# [INPUT RECORDS]
※ ※ ※

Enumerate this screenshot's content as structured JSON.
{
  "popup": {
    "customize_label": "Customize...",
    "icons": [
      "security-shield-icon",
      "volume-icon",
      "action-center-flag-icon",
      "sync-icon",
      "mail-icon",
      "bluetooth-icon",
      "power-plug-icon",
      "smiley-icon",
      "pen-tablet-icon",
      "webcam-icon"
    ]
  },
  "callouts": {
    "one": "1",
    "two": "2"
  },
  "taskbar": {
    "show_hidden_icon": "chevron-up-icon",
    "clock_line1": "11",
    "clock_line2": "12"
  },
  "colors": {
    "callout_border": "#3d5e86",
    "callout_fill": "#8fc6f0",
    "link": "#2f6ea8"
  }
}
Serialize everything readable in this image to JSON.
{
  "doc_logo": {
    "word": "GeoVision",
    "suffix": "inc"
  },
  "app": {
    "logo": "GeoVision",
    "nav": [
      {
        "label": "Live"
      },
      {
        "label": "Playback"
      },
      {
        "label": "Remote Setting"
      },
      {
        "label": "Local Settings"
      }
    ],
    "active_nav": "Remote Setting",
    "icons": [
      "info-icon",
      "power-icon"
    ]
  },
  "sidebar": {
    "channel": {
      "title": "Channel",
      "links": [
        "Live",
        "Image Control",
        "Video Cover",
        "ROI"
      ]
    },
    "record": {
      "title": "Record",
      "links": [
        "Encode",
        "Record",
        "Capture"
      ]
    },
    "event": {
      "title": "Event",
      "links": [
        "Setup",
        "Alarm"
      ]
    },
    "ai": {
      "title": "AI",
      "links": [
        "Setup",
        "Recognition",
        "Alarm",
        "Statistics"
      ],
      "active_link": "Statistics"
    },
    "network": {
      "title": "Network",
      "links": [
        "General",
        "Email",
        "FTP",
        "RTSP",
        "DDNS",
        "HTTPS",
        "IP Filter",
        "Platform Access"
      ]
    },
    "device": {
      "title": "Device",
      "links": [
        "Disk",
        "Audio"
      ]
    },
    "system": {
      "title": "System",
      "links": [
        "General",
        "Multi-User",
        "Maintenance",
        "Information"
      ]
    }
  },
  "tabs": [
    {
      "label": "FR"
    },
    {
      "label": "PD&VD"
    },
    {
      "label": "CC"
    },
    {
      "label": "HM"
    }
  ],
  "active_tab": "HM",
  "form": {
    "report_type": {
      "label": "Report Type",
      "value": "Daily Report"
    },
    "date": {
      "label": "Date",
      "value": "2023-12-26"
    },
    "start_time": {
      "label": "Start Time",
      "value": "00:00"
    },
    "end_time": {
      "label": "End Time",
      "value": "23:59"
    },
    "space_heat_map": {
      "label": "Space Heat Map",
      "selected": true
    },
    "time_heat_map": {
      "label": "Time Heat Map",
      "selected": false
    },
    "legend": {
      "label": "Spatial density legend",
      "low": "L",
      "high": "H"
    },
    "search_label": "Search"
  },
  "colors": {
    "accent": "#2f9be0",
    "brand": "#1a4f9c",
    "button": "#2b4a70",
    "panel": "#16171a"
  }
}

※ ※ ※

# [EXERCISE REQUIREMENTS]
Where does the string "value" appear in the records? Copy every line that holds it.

# [RESULT OF THIS EXERCISE]
      "value": "Daily Report"
      "value": "2023-12-26"
      "value": "00:00"
      "value": "23:59"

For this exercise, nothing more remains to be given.